(RECORD SET begins)

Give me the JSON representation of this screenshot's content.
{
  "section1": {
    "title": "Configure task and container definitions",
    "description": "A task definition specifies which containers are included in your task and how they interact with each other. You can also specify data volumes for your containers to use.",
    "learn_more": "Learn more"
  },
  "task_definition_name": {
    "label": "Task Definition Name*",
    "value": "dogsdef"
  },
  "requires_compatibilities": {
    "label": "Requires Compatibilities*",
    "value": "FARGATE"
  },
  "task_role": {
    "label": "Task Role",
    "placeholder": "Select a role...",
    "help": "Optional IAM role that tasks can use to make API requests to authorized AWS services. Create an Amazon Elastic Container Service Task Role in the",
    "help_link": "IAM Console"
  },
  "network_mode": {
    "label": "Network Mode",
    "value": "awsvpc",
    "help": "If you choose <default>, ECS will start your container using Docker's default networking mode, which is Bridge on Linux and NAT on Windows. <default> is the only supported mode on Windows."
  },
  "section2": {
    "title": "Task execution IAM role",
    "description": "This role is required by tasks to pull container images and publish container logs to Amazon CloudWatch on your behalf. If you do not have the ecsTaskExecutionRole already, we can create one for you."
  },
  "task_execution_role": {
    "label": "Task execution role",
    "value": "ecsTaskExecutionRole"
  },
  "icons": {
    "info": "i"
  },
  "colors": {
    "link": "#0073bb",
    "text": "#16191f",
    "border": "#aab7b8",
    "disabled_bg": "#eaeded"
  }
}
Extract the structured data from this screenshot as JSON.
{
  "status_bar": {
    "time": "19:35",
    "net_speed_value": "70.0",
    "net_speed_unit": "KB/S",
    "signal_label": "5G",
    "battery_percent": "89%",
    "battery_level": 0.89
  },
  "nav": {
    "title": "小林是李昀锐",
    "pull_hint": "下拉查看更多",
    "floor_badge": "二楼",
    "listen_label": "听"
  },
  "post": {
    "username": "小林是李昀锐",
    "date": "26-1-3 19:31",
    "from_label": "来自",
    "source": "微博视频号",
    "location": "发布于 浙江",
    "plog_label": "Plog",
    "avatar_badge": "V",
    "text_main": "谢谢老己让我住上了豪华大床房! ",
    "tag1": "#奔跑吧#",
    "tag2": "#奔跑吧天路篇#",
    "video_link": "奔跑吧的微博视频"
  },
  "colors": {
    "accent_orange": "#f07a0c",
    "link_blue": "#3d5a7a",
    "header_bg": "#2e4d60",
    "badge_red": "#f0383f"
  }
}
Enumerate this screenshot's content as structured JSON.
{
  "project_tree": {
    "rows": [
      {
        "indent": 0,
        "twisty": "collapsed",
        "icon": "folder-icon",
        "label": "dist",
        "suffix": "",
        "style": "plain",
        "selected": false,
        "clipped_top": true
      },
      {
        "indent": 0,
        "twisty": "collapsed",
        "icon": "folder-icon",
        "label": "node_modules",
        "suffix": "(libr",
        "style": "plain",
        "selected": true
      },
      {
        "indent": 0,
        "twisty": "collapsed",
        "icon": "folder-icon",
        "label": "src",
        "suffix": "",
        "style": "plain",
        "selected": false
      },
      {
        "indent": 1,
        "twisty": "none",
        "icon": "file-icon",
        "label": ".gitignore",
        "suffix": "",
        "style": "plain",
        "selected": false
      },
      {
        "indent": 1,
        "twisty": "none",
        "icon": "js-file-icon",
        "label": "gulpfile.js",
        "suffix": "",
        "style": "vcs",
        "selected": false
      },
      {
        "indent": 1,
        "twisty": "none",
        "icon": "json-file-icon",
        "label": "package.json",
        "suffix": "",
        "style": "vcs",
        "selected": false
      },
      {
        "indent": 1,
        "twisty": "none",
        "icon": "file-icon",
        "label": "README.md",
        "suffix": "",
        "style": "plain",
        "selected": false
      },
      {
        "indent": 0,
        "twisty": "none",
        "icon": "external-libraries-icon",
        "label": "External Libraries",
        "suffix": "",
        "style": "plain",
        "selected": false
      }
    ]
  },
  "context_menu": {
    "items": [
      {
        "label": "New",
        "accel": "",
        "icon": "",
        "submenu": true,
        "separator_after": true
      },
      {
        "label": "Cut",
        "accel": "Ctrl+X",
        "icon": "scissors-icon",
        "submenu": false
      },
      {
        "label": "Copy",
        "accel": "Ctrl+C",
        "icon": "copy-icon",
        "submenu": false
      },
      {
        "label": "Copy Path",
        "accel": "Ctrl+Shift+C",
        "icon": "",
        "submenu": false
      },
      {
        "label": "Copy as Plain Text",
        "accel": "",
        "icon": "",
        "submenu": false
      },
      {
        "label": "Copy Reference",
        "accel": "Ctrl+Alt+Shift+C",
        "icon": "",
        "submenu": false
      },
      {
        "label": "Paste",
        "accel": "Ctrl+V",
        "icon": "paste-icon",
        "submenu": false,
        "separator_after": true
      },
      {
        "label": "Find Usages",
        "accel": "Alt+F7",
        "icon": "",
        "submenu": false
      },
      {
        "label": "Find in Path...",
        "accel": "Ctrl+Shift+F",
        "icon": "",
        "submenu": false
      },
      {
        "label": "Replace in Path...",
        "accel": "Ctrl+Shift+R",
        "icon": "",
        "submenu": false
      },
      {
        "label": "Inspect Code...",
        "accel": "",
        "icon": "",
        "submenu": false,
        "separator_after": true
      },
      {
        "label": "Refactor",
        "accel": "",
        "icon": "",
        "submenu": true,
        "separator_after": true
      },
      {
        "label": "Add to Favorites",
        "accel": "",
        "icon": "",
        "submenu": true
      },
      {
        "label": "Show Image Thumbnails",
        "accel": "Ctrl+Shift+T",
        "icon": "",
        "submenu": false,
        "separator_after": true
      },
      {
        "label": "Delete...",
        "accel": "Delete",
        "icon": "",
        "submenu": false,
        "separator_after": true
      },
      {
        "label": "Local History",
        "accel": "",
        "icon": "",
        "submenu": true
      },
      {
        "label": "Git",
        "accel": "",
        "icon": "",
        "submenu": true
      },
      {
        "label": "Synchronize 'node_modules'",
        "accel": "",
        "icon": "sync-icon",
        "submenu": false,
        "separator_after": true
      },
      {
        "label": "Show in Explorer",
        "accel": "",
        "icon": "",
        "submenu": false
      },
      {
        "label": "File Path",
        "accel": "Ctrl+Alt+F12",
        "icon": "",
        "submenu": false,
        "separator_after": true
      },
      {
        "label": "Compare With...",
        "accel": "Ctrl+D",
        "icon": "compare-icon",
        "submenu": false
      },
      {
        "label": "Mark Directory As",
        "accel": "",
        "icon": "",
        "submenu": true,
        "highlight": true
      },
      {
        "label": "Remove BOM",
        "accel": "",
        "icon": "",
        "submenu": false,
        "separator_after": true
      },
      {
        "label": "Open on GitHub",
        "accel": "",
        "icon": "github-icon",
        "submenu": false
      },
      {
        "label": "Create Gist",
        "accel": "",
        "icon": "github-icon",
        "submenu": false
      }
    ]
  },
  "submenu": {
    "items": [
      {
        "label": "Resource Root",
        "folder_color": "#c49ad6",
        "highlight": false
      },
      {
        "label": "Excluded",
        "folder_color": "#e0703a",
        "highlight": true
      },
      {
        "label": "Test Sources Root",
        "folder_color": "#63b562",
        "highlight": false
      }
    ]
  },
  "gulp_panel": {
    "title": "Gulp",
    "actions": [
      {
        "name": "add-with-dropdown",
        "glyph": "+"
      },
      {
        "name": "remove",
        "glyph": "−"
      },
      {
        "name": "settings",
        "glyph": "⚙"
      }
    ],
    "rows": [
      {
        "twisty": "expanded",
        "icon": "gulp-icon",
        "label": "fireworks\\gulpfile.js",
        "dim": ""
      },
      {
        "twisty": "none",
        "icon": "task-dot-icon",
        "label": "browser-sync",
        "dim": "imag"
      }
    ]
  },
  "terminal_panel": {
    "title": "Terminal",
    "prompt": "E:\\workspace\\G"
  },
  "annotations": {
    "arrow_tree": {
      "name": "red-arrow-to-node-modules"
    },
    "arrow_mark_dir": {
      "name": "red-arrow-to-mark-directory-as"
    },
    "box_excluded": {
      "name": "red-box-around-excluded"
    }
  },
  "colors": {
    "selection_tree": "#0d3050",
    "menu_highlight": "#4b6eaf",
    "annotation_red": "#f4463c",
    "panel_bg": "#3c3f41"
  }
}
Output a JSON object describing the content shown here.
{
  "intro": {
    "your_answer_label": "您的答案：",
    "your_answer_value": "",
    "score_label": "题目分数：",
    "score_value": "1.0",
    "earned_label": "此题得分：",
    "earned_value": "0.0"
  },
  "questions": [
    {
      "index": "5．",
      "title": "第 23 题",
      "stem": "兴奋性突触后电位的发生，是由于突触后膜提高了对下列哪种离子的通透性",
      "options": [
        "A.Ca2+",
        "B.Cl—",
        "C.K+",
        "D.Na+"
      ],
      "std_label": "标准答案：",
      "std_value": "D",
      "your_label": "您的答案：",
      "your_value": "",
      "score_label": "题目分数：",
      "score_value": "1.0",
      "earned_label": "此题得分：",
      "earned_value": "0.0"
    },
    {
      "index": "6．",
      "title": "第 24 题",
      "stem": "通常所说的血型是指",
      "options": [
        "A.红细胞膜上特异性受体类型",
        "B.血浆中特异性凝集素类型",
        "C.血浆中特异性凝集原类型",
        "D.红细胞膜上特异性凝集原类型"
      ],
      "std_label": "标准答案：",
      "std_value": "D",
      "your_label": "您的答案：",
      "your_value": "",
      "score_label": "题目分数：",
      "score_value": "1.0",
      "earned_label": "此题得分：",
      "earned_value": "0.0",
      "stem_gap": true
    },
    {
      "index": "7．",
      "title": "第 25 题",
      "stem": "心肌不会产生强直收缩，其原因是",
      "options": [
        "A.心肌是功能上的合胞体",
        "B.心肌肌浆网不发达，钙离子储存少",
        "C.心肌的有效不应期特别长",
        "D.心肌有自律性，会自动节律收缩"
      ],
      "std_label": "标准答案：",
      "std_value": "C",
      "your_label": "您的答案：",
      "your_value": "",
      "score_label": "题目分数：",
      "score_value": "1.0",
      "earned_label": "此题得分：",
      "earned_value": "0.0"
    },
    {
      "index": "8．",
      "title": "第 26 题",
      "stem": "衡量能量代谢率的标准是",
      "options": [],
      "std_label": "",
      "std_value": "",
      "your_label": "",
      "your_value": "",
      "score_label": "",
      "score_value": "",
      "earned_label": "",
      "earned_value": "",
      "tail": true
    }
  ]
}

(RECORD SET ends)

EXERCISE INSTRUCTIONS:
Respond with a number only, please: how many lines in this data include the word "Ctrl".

EXPECTED OUTPUT:
10